• Required action: Wherever the word "true" appears in a line of the data, that line should be copied.

• Data to examine:
────────────────────
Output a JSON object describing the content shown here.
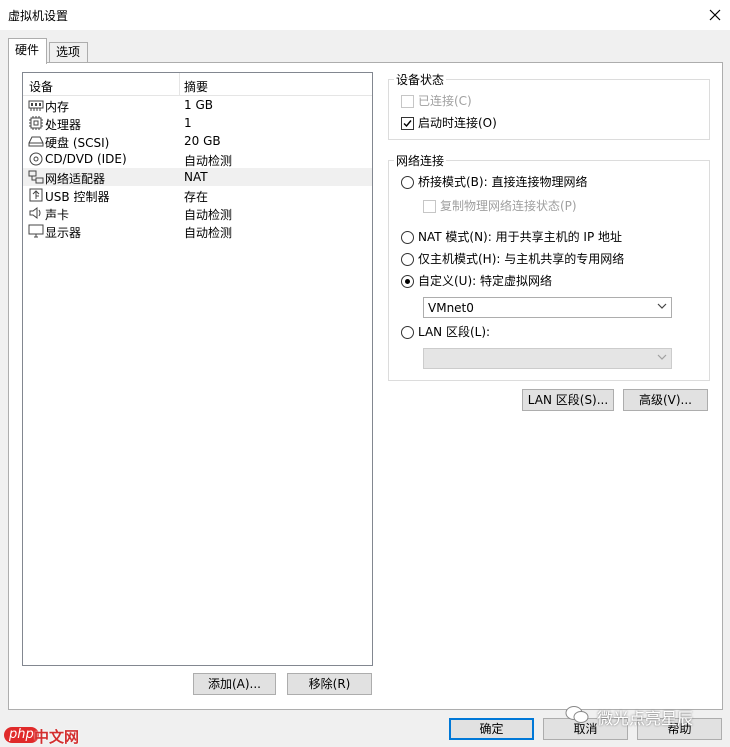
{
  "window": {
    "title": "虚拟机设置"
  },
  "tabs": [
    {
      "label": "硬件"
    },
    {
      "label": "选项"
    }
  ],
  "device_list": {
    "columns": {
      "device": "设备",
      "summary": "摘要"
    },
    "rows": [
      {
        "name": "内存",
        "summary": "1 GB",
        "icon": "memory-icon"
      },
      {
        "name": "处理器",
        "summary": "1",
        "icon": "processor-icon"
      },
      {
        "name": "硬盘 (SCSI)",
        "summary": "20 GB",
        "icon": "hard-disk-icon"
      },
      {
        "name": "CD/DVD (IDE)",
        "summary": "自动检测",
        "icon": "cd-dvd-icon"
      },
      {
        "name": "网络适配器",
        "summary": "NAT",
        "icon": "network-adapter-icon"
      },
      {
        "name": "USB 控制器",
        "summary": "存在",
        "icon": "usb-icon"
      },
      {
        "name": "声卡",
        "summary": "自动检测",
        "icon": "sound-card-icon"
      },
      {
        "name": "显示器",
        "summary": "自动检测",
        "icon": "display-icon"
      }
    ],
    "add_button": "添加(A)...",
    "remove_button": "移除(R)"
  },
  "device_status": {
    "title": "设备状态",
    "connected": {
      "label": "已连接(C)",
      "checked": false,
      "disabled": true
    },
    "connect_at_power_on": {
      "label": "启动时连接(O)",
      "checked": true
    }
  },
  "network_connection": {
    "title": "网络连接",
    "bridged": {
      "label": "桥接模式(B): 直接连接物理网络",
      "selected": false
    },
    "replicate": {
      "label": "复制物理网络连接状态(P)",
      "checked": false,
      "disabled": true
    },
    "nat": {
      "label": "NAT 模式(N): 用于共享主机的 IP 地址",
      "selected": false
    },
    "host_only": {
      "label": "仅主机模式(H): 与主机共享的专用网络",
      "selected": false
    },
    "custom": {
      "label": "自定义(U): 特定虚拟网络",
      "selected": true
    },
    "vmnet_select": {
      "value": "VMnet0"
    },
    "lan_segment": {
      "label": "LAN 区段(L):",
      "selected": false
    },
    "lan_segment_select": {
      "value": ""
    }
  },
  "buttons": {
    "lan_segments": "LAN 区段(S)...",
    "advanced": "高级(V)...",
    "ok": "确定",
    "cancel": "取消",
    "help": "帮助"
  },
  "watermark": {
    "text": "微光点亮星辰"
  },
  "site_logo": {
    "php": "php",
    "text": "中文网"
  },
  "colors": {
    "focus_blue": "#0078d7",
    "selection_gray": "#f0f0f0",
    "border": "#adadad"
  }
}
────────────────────
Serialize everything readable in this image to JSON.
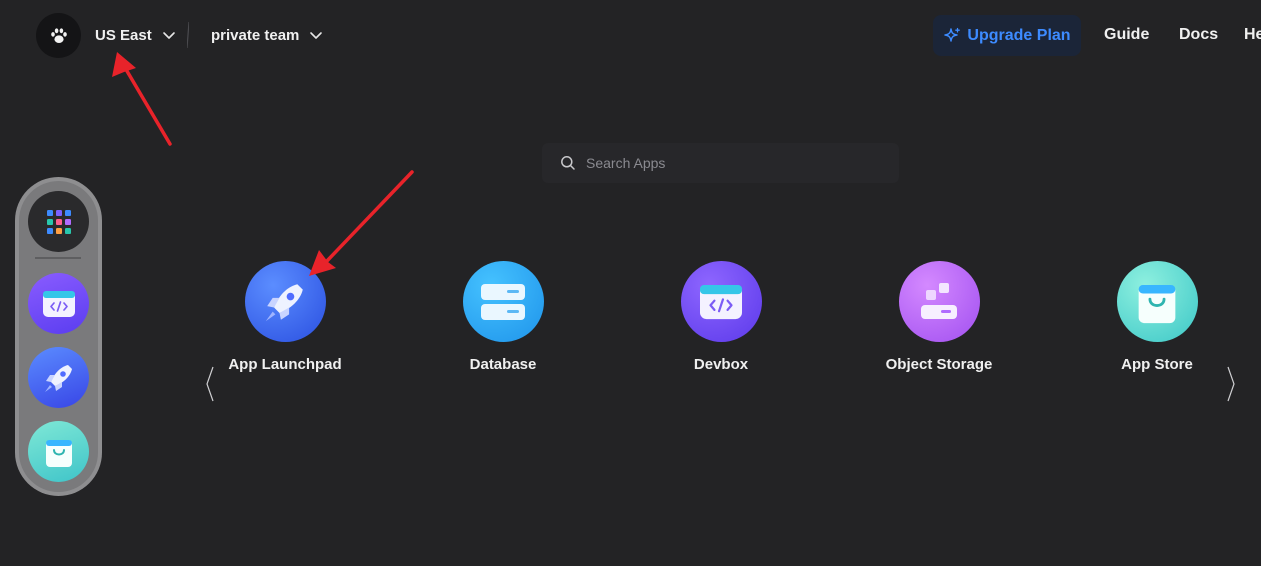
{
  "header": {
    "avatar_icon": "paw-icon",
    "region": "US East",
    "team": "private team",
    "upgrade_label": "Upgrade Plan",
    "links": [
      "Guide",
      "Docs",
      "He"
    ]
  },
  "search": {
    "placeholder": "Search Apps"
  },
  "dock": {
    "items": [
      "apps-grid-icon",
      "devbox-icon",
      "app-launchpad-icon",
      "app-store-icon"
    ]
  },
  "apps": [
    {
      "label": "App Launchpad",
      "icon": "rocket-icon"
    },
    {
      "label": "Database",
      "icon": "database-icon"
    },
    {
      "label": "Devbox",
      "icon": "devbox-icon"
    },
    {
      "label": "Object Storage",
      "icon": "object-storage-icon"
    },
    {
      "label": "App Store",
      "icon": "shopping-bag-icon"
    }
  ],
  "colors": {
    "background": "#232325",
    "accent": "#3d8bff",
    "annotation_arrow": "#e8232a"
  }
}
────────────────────
• Solution for this problem:
      "disabled": true
      "checked": true
      "disabled": true
      "selected": true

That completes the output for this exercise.